SEMPO: A Look Ahead

Interesting article about SEMPO. Since I was just nominated for a spot on the SEMPO board, I think it’s time I start making my views known. There’s nothing worse than voting for someone who’s stand you don’t know.

Link: SEMPO: A Look Ahead.

As SEMPO, the Search Engine Marketing Professional Organization, embarks on its fifth year of existence, the group is growing into a mature, global organization.

So, any SEMPO member who would like to know more about me, just ask. You can e-mail me from the links in this blog or you can leave a comment. I don’t moderate comments (unless it becomes necessary for obvious reasons) so fire away. Over the next couple of days I’ll talk about some issues that I think SEMPO should be dealing with and I’ll try to lay our my qualifications. But first, I invite you to read Kevin Newcomb’s article from Search Engine Watch and leave any comments. I would especially like to hear comments on the new SEMPO Institute. Is this a valid substitute for an industry wide certification, or merely a building block to acheive the goal of certification? It isn’t any suprise to anyone who has talked to me lately that I feel certification is a key to moving this industry forward. I know it will be a tough road to ho, but it must be done sooner rather than later. Let me know what you think.


  1. Tony, best wishes in the election. I think SEMPO has come a long way since the early days. I’m glad to see that you are pro seo sem training and certification. With that being said I think it would be difficult to provide certification for seo since there are no industry standards. Yes there are best practices and universal truths about seo so I think training is a good thing. Too many seo’s have learned on their own and therefore are missing information that might be helpful. Also companies hiring don’t know the candidates level of knowledge. If SEMPO could include an experienced based component they perhaps could issue a certification.

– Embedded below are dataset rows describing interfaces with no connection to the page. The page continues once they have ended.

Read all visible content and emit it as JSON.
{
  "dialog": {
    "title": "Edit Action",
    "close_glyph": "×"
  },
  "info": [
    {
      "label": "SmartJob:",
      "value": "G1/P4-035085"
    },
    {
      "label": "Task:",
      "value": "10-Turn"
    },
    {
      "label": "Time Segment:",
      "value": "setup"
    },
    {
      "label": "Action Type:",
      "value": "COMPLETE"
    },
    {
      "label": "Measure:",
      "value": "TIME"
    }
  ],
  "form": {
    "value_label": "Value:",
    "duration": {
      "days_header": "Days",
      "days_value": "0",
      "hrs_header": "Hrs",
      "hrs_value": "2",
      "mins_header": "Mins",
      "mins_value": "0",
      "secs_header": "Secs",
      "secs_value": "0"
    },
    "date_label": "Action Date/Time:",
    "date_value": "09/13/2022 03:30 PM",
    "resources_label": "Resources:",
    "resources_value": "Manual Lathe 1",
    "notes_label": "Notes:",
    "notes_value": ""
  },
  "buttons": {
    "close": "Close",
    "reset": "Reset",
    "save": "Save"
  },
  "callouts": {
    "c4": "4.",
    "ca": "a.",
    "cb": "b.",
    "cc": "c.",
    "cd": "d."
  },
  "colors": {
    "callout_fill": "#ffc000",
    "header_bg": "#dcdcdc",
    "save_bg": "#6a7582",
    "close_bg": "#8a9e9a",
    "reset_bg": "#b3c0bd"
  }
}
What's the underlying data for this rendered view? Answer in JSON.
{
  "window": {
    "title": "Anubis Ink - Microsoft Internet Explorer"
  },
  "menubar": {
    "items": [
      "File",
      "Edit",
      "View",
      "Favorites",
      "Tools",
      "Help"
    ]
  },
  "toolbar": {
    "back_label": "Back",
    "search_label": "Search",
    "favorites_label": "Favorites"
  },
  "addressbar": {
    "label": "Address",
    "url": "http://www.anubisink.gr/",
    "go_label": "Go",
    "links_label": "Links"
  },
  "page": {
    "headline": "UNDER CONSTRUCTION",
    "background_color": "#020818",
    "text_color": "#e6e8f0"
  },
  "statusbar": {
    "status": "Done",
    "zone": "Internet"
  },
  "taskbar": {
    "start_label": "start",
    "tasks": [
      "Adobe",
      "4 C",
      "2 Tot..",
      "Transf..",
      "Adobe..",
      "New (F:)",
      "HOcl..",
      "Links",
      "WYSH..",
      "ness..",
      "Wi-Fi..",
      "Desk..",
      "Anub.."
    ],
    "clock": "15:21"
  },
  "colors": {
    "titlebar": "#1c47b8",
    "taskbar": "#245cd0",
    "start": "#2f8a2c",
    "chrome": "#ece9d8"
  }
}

  2. Yes, I agree with David. You could produce a certification for best practices like se-friendly architecture and title/META/content optimization, but I don’t think that would be worth very much. In my mind, what separates good SEOs from great ones is thinking progressively and outside the box. A certification is not going to help employers find these types of marketers.

  3. I really appreciate the thoughts, guys.

    I agree, there must be standards for certification. What I’m out to do, though, is place some accountability into the industry. I’m not against Blackhat techniques and think that for certain clients, they are a viable option (although I don’t practice them, but refer that work out). But, what I do despise are those that do things that could have massive ramifications for thier client and don’t warn of the inherit dangers. Until we rid the legitimate SEO industry of these folks, we’ll always be seen as a “dark art”. I don’t like that distinction. I want to bring us into the light.

Speak Your Mind